Ukraine's biggest pro-democracy rallies since the 2004 Orange Revolution have demanded President Viktor Yanukovych's resignation over his rejection, under Russian pressure, of a pact seeking closer ties between the ex-Soviet state and the EU.
"The demonstrations are an impressive commitment to Europe by hundreds of thousands of people in Ukraine," said a statement by Germany's outgoing Foreign Minister Guido Westerwelle. "They show that the heart of the Ukrainian people beats in a European way."
Chancellor Angela Merkel's spokesman Steffen Seibert said: "The demonstrations send a very clear message. Hopefully Ukrainian President Yanukovych is hearing this message."
"For the (German) government it is very impressive to see how many people in Ukraine are willing to stand up for their convictions, for their dream of a Ukraine that shares Europe's idea about the rule of law and its values and who therefore seek closer ties, closer relations with Europe," Seibert told a press conference.
The spokesman added that "the use of violence against peaceful protesters must be a cause for concern.” He urged all sides to avoid further escalation and called on Ukraine's government to protect the rights to free speech and assembly.

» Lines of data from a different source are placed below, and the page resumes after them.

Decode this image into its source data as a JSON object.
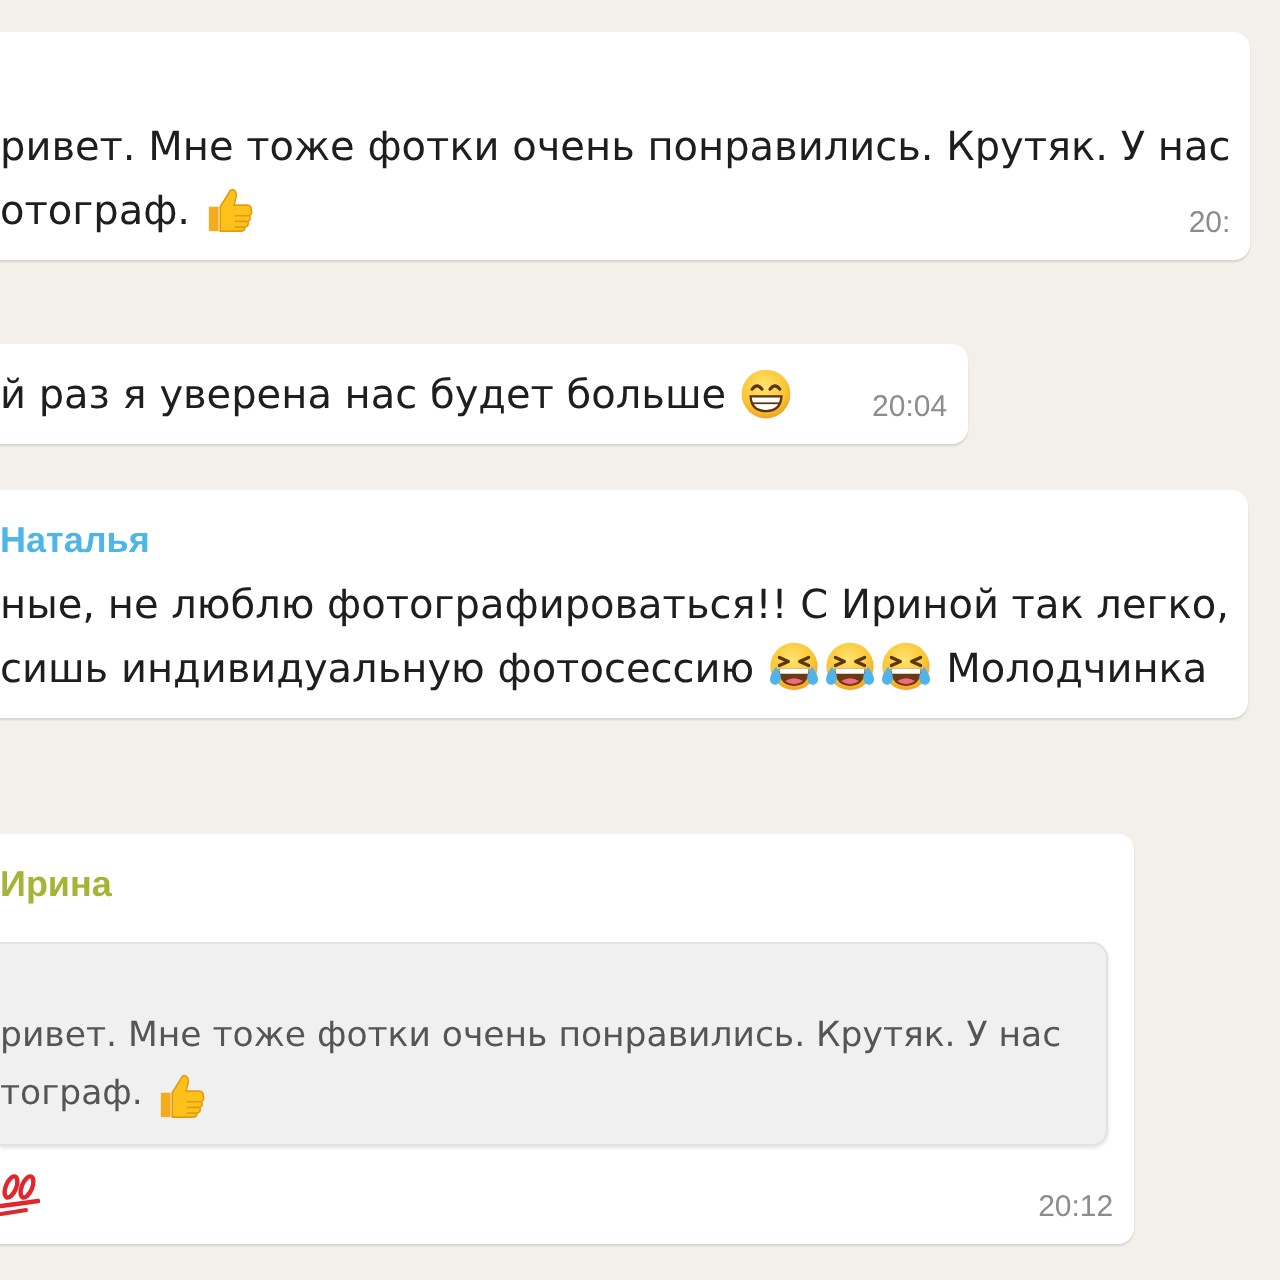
{
  "messages": [
    {
      "kind": "group_start",
      "lines": [
        [
          {
            "kind": "text",
            "text": "ривет. Мне тоже фотки очень понравились. Крутяк. У нас"
          }
        ],
        [
          {
            "kind": "text",
            "text": "отограф."
          },
          {
            "kind": "thumbs_up"
          }
        ]
      ],
      "time": "20:"
    },
    {
      "kind": "continuation",
      "lines": [
        [
          {
            "kind": "text",
            "text": "й раз я уверена нас будет больше"
          },
          {
            "kind": "beaming_face"
          }
        ]
      ],
      "time": "20:04"
    },
    {
      "kind": "group_start",
      "sender": {
        "name": "Наталья",
        "color": "#4db6e6"
      },
      "lines": [
        [
          {
            "kind": "text",
            "text": "ные, не люблю фотографироваться!! С Ириной так легко,"
          }
        ],
        [
          {
            "kind": "text",
            "text": "сишь индивидуальную фотосессию"
          },
          {
            "kind": "tears_of_joy"
          },
          {
            "kind": "tears_of_joy"
          },
          {
            "kind": "tears_of_joy"
          },
          {
            "kind": "text",
            "text": "Молодчинка"
          }
        ]
      ]
    },
    {
      "kind": "group_start",
      "sender": {
        "name": "Ирина",
        "color": "#a5b337"
      },
      "quote": {
        "lines": [
          [
            {
              "kind": "text",
              "text": "ривет. Мне тоже фотки очень понравились. Крутяк. У нас"
            }
          ],
          [
            {
              "kind": "text",
              "text": "тограф."
            },
            {
              "kind": "thumbs_up"
            }
          ]
        ]
      },
      "lines": [
        [
          {
            "kind": "hundred_points"
          }
        ]
      ],
      "time": "20:12"
    }
  ]
}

The economically struggling nation of 46 million people was thrown into crisis when Yanukovych snubbed EU leaders at a summit on Friday and refused a deal that would have paved Ukraine's way to eventual membership in the 28-nation bloc.

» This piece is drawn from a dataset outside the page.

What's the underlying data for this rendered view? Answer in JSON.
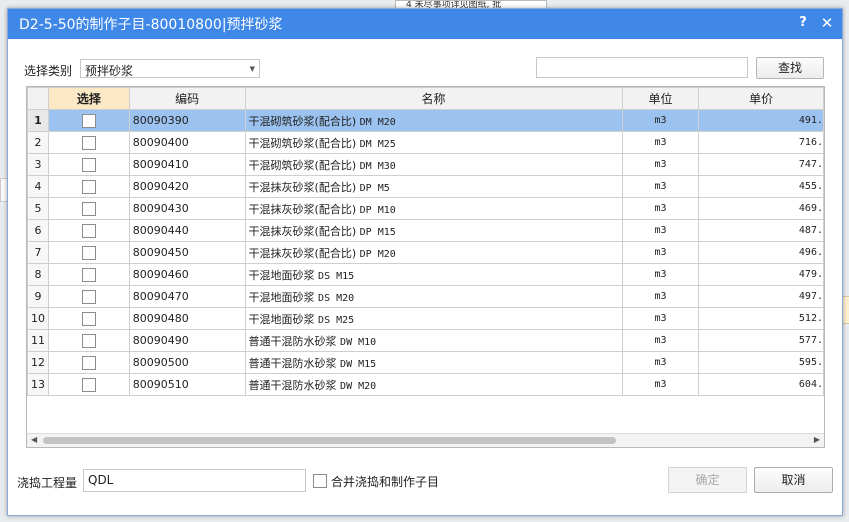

EU leaders primarily blamed the decision on the stinging economic punishments Russia had mooted should Ukraine take the fateful step toward the West.